Sicko filmmaker Michael Moore recalled an incident on his Facebook page Thursday in which American Sniper director Clint Eastwood directly threatened his life at the 2005 National Board of Review awards dinner.
After receiving a backlash for his critical comments regarding the Chris Kyle Iraq war biopic, Moore has released a nearly 1200-word statement to “set the record straight.” However, as with just about everything associated with Michael Moore, the post is laden with exaggerated claims and misconnected dots.
Moore recalls how Eastwood told him before a room full of people that if he ever showed up at his door with a camera, he would kill him:
Ten years ago this past week, Clint Eastwood stood in front of the National Board of Review awards dinner and announced to me and to the crowd that he would “kill” me if I ever came to his house with my camera for an interview.
“I’ll kill you,” he declared.
The crowd laughed nervously.
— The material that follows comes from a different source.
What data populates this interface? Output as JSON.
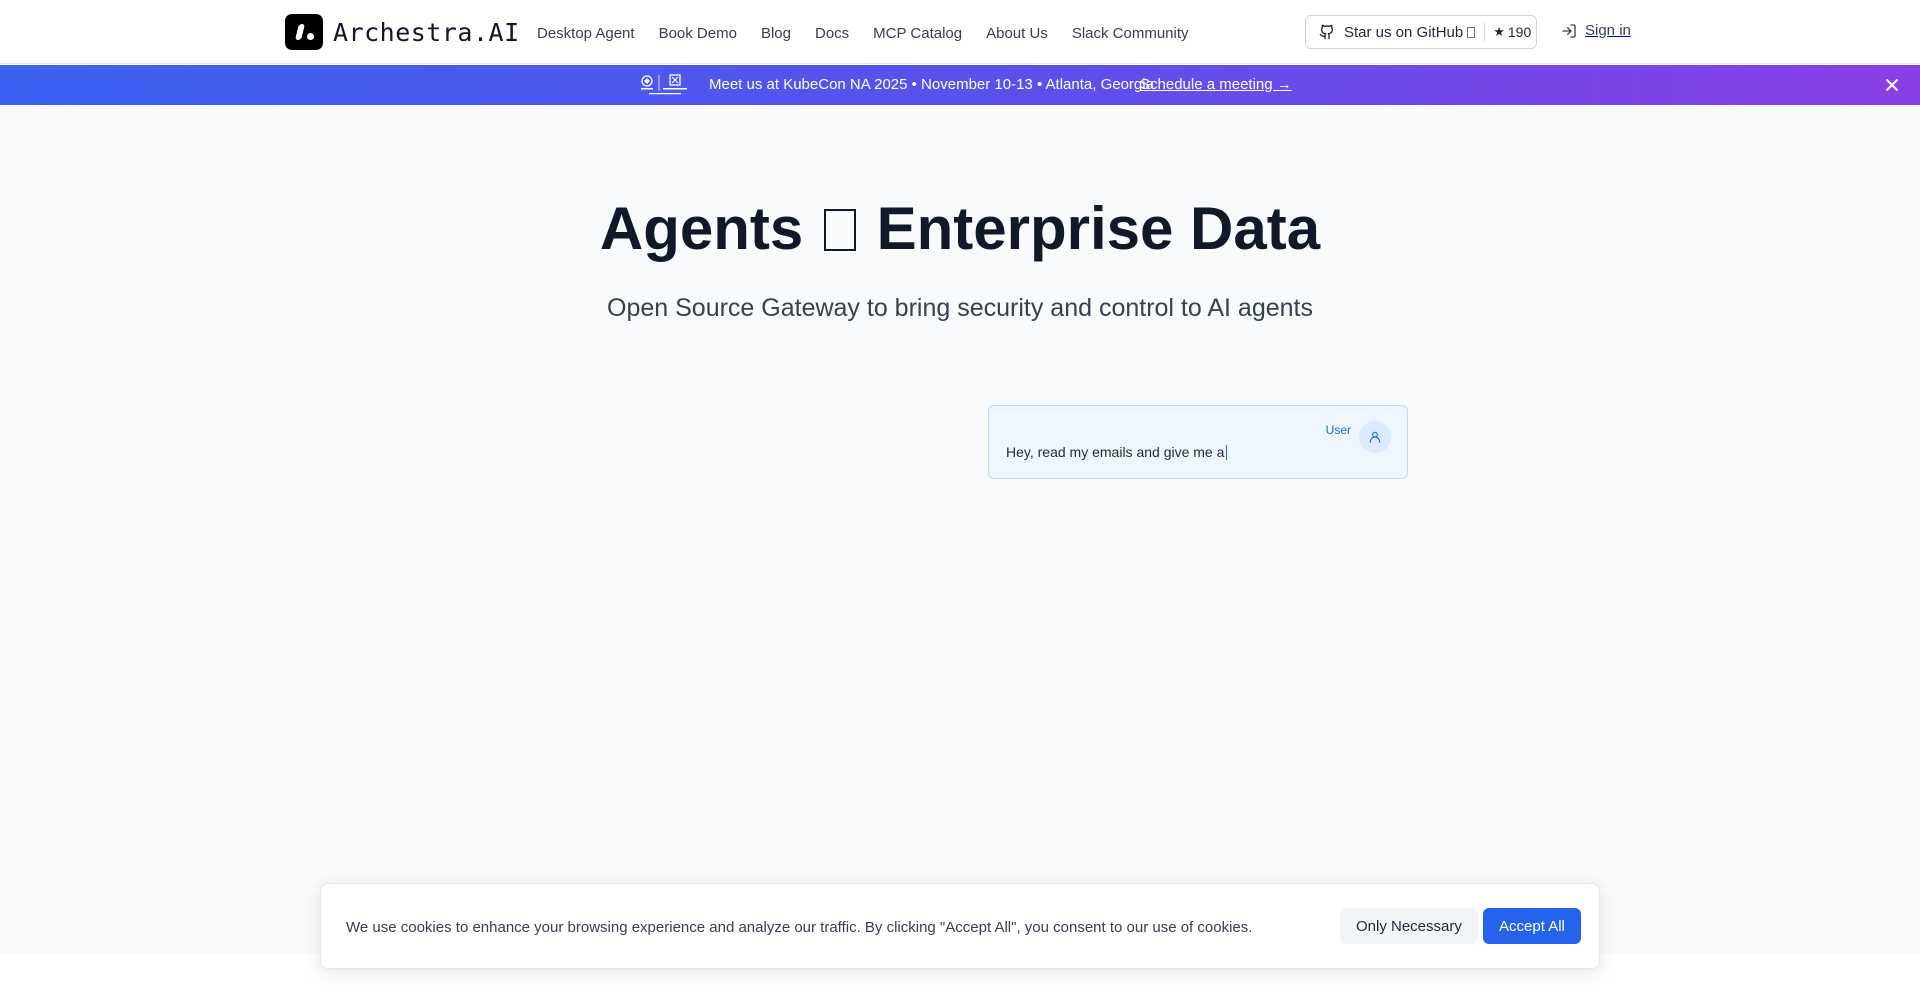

As for me, having just experienced a half-dozen assaults in the previous year from crazies upset at ‘Fahrenheit 9/11’ and my anti-war Oscar speech, plus the attempt by a right wing extremist to blow up my house (he was caught in time and went to prison), I was a bit stunned to hear Eastwood, out of the blue, make such a violent statement.
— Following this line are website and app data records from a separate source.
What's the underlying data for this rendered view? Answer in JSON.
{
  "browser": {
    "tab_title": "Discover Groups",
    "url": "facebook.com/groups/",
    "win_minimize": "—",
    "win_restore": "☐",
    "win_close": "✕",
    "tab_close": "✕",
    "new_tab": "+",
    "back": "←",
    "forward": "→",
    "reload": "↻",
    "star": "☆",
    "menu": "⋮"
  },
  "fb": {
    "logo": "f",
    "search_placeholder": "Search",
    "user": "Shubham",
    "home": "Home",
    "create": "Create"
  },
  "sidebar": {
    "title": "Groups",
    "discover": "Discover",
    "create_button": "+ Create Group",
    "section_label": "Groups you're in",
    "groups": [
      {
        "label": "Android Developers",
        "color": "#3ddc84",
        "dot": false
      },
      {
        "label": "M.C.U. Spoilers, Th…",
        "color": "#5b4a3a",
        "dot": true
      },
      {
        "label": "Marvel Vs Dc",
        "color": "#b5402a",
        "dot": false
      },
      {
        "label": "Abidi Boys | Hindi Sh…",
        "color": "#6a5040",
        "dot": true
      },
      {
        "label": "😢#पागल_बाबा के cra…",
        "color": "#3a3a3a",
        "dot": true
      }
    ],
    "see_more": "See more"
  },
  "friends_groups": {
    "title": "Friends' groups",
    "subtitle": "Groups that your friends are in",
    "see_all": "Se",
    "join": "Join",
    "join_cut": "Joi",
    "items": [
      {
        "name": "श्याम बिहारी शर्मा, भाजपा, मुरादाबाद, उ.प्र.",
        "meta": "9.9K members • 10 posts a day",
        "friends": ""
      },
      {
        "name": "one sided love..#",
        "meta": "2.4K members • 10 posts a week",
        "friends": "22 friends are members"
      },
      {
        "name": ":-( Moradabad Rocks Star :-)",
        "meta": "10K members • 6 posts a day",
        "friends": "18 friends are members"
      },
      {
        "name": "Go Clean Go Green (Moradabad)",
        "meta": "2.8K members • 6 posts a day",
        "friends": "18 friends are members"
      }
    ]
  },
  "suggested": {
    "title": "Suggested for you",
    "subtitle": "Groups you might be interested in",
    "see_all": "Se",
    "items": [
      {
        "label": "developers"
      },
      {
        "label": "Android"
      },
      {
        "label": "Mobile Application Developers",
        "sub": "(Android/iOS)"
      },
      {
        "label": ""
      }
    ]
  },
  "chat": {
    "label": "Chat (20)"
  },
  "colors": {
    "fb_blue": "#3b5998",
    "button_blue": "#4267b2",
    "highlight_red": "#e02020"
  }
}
But I instantly decided he was just trying to be funny, so I laughed the same nervous laugh everyone else did. Clint, though, didn’t seem to like all that laughter.
“I mean it,” he barked, and the audience grew more quiet. “I’ll shoot you.”
A terrified Moore then recollects his attempt to nervously laugh off the threat: “I tried to keep that fake smile on my face so as to appear as if he hadn’t ‘gotten’ to me. But he had,” he says.
Additionally, so as not to step on a limb and be bold enough to share his own opinions of Eastwood, the director used quotes from an article written by Sophia McClennen to assist him in assessing the incident:
Sophia McClennen in the Salon article wrote that she believes the first sign of his loopiness began that night at the awards dinner at Tavern on the Green in Central Park where he randomly went after me.
Then came the (IMHO) awful (and weirdly racist) “Gran Torino” where he got to cast himself as a bigoted retired autoworker in Detroit. Two years later he was on the stage at the Republican National Convention carrying on a berating and confused conversation with an invisible Obama in an empty chair.
Leaving out that, in Gran Torino, Eastwood’s character ends up befriending a minority neighborhood kid (and gives him his nearly mint car after giving away his life), Moore goes on to state that American Sniper “is a mess of a film that rewrites history” and “perpetuates a racist sentiment to Arabs.”
His statement seems to convey both a message that Eastwood is losing his marbles and that dissenters of the left’s narrative are “American Isis.” However, it actually demonstrates the anger incited on the far left by anyone who has the audacity to openly discuss war in a way that doesn’t portray American soldiers as evil.
More than anything, Moore’s post appears to be an illustration of two filmmakers from different origins, moving in opposite directions.
You can view Moore’s entire post here.